[Page and application data records]

● ● ●

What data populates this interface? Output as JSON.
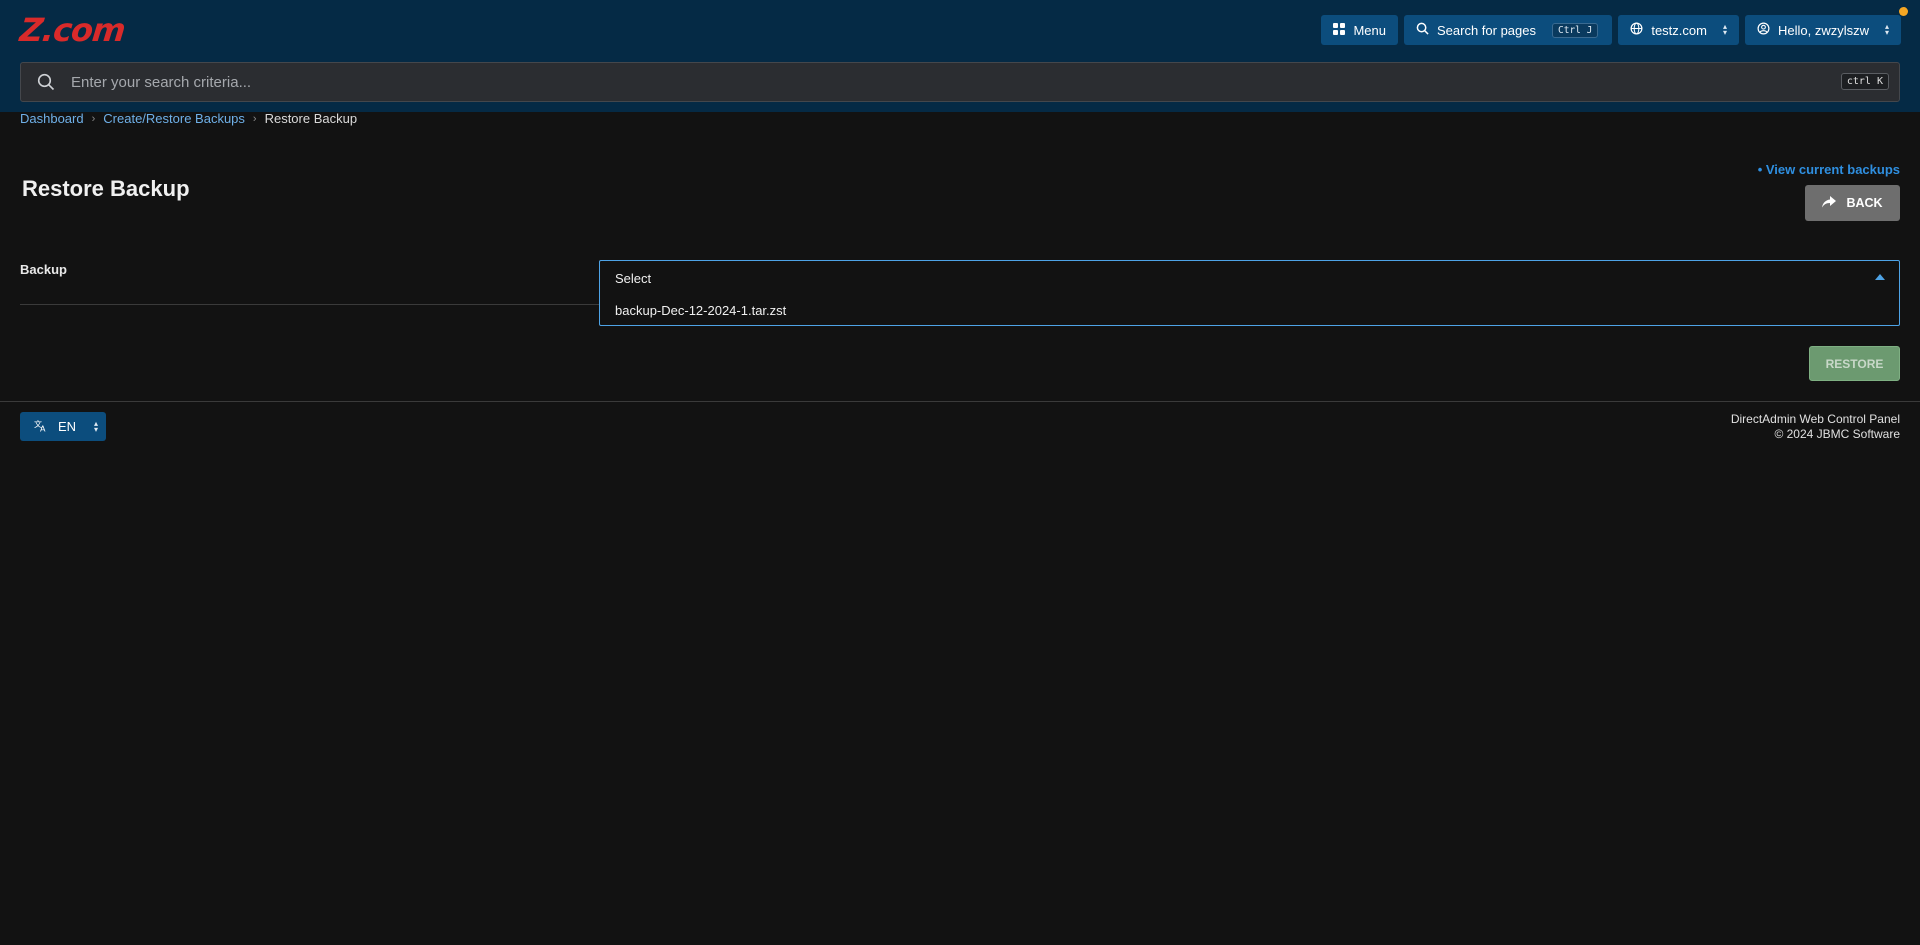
{
  "header": {
    "logo_text": "Z.com",
    "menu_label": "Menu",
    "search_pages_label": "Search for pages",
    "search_pages_shortcut": "Ctrl J",
    "domain_label": "testz.com",
    "user_label": "Hello, zwzylszw",
    "brand_color": "#d92a2a",
    "notification_color": "#f5a623"
  },
  "search": {
    "placeholder": "Enter your search criteria...",
    "shortcut": "ctrl K"
  },
  "breadcrumb": {
    "items": [
      "Dashboard",
      "Create/Restore Backups"
    ],
    "current": "Restore Backup"
  },
  "page": {
    "title": "Restore Backup",
    "view_link": "• View current backups",
    "back_label": "BACK"
  },
  "form": {
    "backup_label": "Backup",
    "select_value": "Select",
    "options": [
      "backup-Dec-12-2024-1.tar.zst"
    ],
    "restore_label": "RESTORE"
  },
  "footer": {
    "language": "EN",
    "line1": "DirectAdmin Web Control Panel",
    "line2": "© 2024 JBMC Software"
  }
}
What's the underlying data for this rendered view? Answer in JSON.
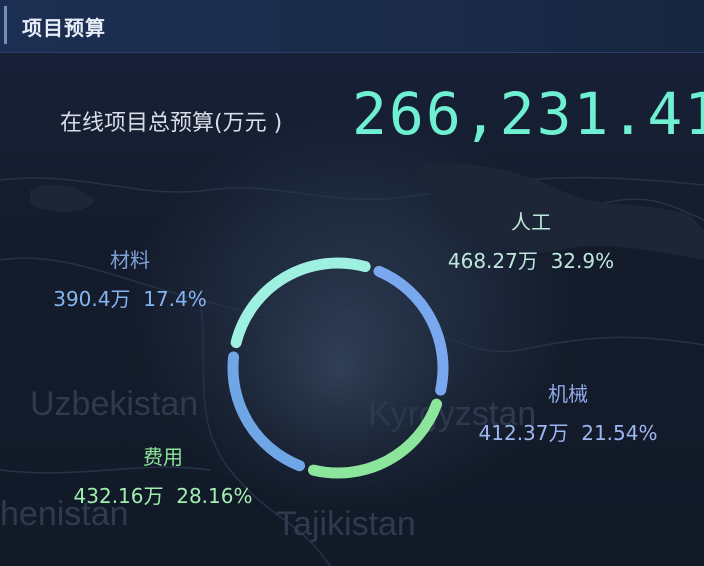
{
  "header": {
    "title": "项目预算"
  },
  "total": {
    "label": "在线项目总预算(万元 )",
    "value": "266,231.41"
  },
  "map_labels": [
    "Uzbekistan",
    "Kyrgyzstan",
    "Tajikistan",
    "henistan"
  ],
  "chart_data": {
    "type": "pie",
    "style": "donut",
    "title": "",
    "series": [
      {
        "name": "人工",
        "value_text": "468.27万",
        "percent_text": "32.9%",
        "value": 468.27,
        "percent": 32.9,
        "color": "#9ef0e0"
      },
      {
        "name": "机械",
        "value_text": "412.37万",
        "percent_text": "21.54%",
        "value": 412.37,
        "percent": 21.54,
        "color": "#7aa8ee"
      },
      {
        "name": "费用",
        "value_text": "432.16万",
        "percent_text": "28.16%",
        "value": 432.16,
        "percent": 28.16,
        "color": "#8be59a"
      },
      {
        "name": "材料",
        "value_text": "390.4万",
        "percent_text": "17.4%",
        "value": 390.4,
        "percent": 17.4,
        "color": "#6fa6e6"
      }
    ]
  },
  "colors": {
    "accent": "#6ff0d2",
    "header_bg": "#1c2f52",
    "background": "#141c2c"
  }
}
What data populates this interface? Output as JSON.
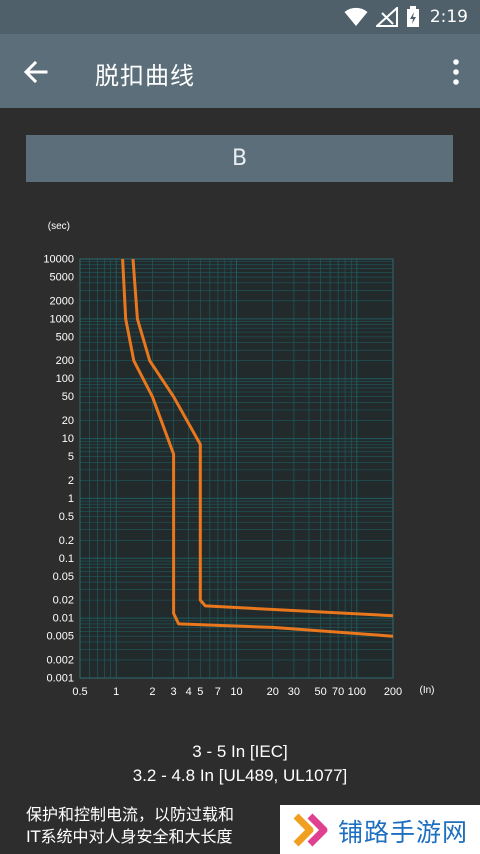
{
  "status_bar": {
    "time": "2:19"
  },
  "app_bar": {
    "title": "脱扣曲线"
  },
  "curve_type_button": {
    "label": "B"
  },
  "chart_data": {
    "type": "line",
    "x_scale": "log",
    "y_scale": "log",
    "xlabel": "(In)",
    "ylabel": "(sec)",
    "xlim": [
      0.5,
      200
    ],
    "ylim": [
      0.001,
      10000
    ],
    "x_ticks": [
      0.5,
      1,
      2,
      3,
      4,
      5,
      7,
      10,
      20,
      30,
      50,
      70,
      100,
      200
    ],
    "x_tick_labels": [
      "0.5",
      "1",
      "2",
      "3",
      "4",
      "5",
      "7",
      "10",
      "20",
      "30",
      "50",
      "70",
      "100",
      "200"
    ],
    "y_ticks": [
      10000,
      5000,
      2000,
      1000,
      500,
      200,
      100,
      50,
      20,
      10,
      5,
      2,
      1,
      0.5,
      0.2,
      0.1,
      0.05,
      0.02,
      0.01,
      0.005,
      0.002,
      0.001
    ],
    "y_tick_labels": [
      "10000",
      "5000",
      "2000",
      "1000",
      "500",
      "200",
      "100",
      "50",
      "20",
      "10",
      "5",
      "2",
      "1",
      "0.5",
      "0.2",
      "0.1",
      "0.05",
      "0.02",
      "0.01",
      "0.005",
      "0.002",
      "0.001"
    ],
    "grid": true,
    "series_color": "#e8771d",
    "series": [
      {
        "points": [
          [
            1.13,
            10000
          ],
          [
            1.2,
            1000
          ],
          [
            1.4,
            200
          ],
          [
            2.0,
            50
          ],
          [
            3.0,
            5.5
          ],
          [
            3.0,
            0.012
          ],
          [
            3.3,
            0.008
          ],
          [
            20,
            0.007
          ],
          [
            200,
            0.005
          ]
        ]
      },
      {
        "points": [
          [
            1.38,
            10000
          ],
          [
            1.5,
            1000
          ],
          [
            1.9,
            200
          ],
          [
            3.0,
            50
          ],
          [
            5.0,
            8
          ],
          [
            5.0,
            0.02
          ],
          [
            5.5,
            0.016
          ],
          [
            200,
            0.011
          ]
        ]
      }
    ]
  },
  "spec": {
    "line1": "3 - 5 In  [IEC]",
    "line2": "3.2 - 4.8 In  [UL489, UL1077]"
  },
  "description": {
    "line1": "保护和控制电流，以防过载和",
    "line2": "IT系统中对人身安全和大长度"
  },
  "watermark": {
    "text": "铺路手游网"
  }
}
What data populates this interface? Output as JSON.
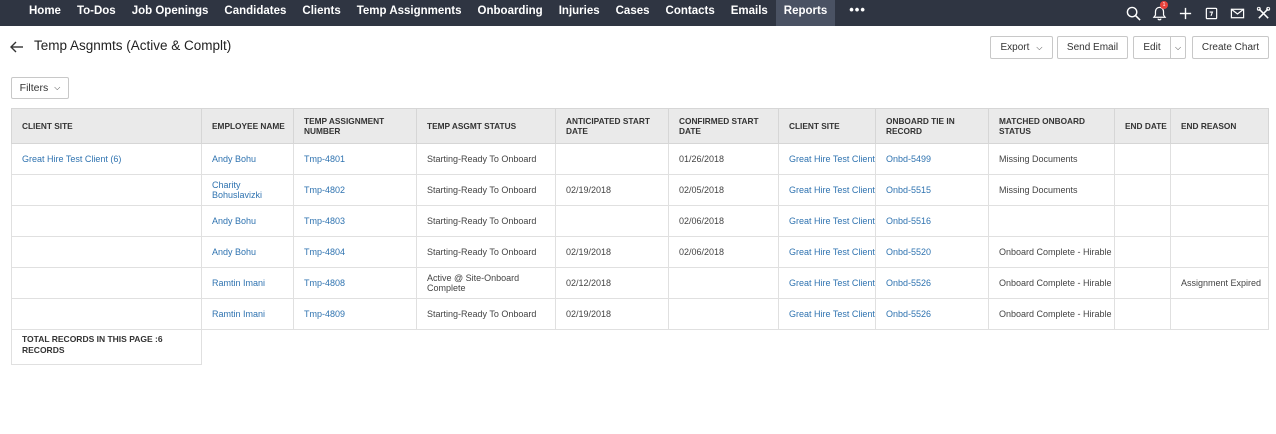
{
  "nav": {
    "items": [
      "Home",
      "To-Dos",
      "Job Openings",
      "Candidates",
      "Clients",
      "Temp Assignments",
      "Onboarding",
      "Injuries",
      "Cases",
      "Contacts",
      "Emails",
      "Reports"
    ],
    "active": "Reports",
    "more": "•••",
    "icons": [
      "search-icon",
      "bell-icon",
      "plus-icon",
      "calendar-icon",
      "mail-icon",
      "tools-icon"
    ],
    "notification_badge": "1"
  },
  "header": {
    "title": "Temp Asgnmts (Active & Complt)",
    "export_label": "Export",
    "send_email_label": "Send Email",
    "edit_label": "Edit",
    "create_chart_label": "Create Chart",
    "filters_label": "Filters"
  },
  "table": {
    "columns": [
      "CLIENT SITE",
      "EMPLOYEE NAME",
      "TEMP ASSIGNMENT NUMBER",
      "TEMP ASGMT STATUS",
      "ANTICIPATED START DATE",
      "CONFIRMED START DATE",
      "CLIENT SITE",
      "ONBOARD TIE IN RECORD",
      "MATCHED ONBOARD STATUS",
      "END DATE",
      "END REASON"
    ],
    "rows": [
      [
        "Great Hire Test Client (6)",
        "Andy Bohu",
        "Tmp-4801",
        "Starting-Ready To Onboard",
        "",
        "01/26/2018",
        "Great Hire Test Client",
        "Onbd-5499",
        "Missing Documents",
        "",
        ""
      ],
      [
        "",
        "Charity Bohuslavizki",
        "Tmp-4802",
        "Starting-Ready To Onboard",
        "02/19/2018",
        "02/05/2018",
        "Great Hire Test Client",
        "Onbd-5515",
        "Missing Documents",
        "",
        ""
      ],
      [
        "",
        "Andy Bohu",
        "Tmp-4803",
        "Starting-Ready To Onboard",
        "",
        "02/06/2018",
        "Great Hire Test Client",
        "Onbd-5516",
        "",
        "",
        ""
      ],
      [
        "",
        "Andy Bohu",
        "Tmp-4804",
        "Starting-Ready To Onboard",
        "02/19/2018",
        "02/06/2018",
        "Great Hire Test Client",
        "Onbd-5520",
        "Onboard Complete - Hirable",
        "",
        ""
      ],
      [
        "",
        "Ramtin Imani",
        "Tmp-4808",
        "Active @ Site-Onboard Complete",
        "02/12/2018",
        "",
        "Great Hire Test Client",
        "Onbd-5526",
        "Onboard Complete - Hirable",
        "",
        "Assignment Expired"
      ],
      [
        "",
        "Ramtin Imani",
        "Tmp-4809",
        "Starting-Ready To Onboard",
        "02/19/2018",
        "",
        "Great Hire Test Client",
        "Onbd-5526",
        "Onboard Complete - Hirable",
        "",
        ""
      ]
    ],
    "total_label": "TOTAL RECORDS IN THIS PAGE :6 RECORDS"
  },
  "colors": {
    "nav_bg": "#2f3542",
    "nav_active_bg": "#4a5263",
    "link": "#2f73b0",
    "header_row_bg": "#eaeaea",
    "badge": "#e8423b"
  }
}
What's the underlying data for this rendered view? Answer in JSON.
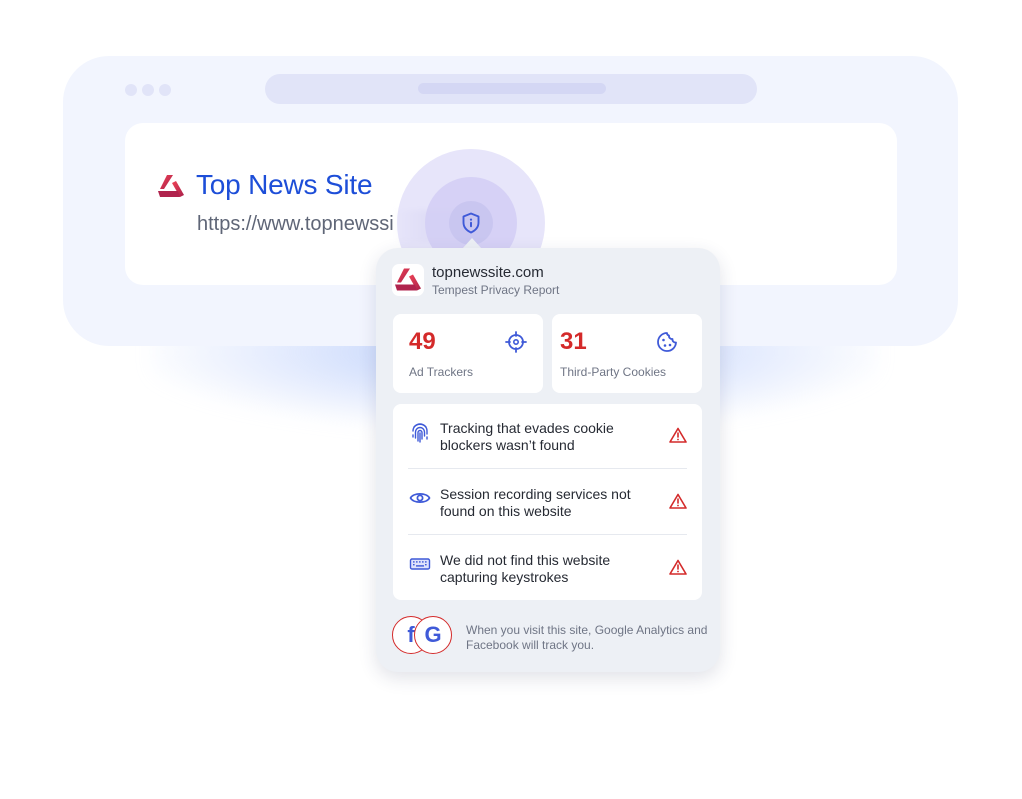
{
  "browser": {
    "window_dots": 3,
    "site": {
      "title": "Top News Site",
      "url": "https://www.topnewssi"
    },
    "shield_button": {
      "icon": "shield-info-icon"
    }
  },
  "popup": {
    "domain": "topnewssite.com",
    "subtitle": "Tempest Privacy Report",
    "stats": [
      {
        "value": "49",
        "label": "Ad Trackers",
        "icon": "crosshair-icon"
      },
      {
        "value": "31",
        "label": "Third-Party Cookies",
        "icon": "cookie-icon"
      }
    ],
    "checks": [
      {
        "text": "Tracking that evades cookie blockers wasn’t found",
        "icon": "fingerprint-icon",
        "status_icon": "warning-icon"
      },
      {
        "text": "Session recording services not found on this website",
        "icon": "eye-icon",
        "status_icon": "warning-icon"
      },
      {
        "text": "We did not find this website capturing keystrokes",
        "icon": "keyboard-icon",
        "status_icon": "warning-icon"
      }
    ],
    "footer": {
      "brands": [
        {
          "glyph": "f",
          "name": "Facebook"
        },
        {
          "glyph": "G",
          "name": "Google Analytics"
        }
      ],
      "text": "When you visit this site, Google Analytics and Facebook will track you."
    }
  },
  "colors": {
    "brand_blue": "#1d4ed8",
    "stat_red": "#d42a2a",
    "icon_blue": "#3f5ad8",
    "warning_red": "#d42a2a",
    "popup_bg": "#edf0f5",
    "browser_bg": "#f2f5fe"
  }
}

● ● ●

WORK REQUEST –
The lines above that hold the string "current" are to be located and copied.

EXERCISE ANSWER –
    "current": "Restore Backup"
    "view_link": "• View current backups",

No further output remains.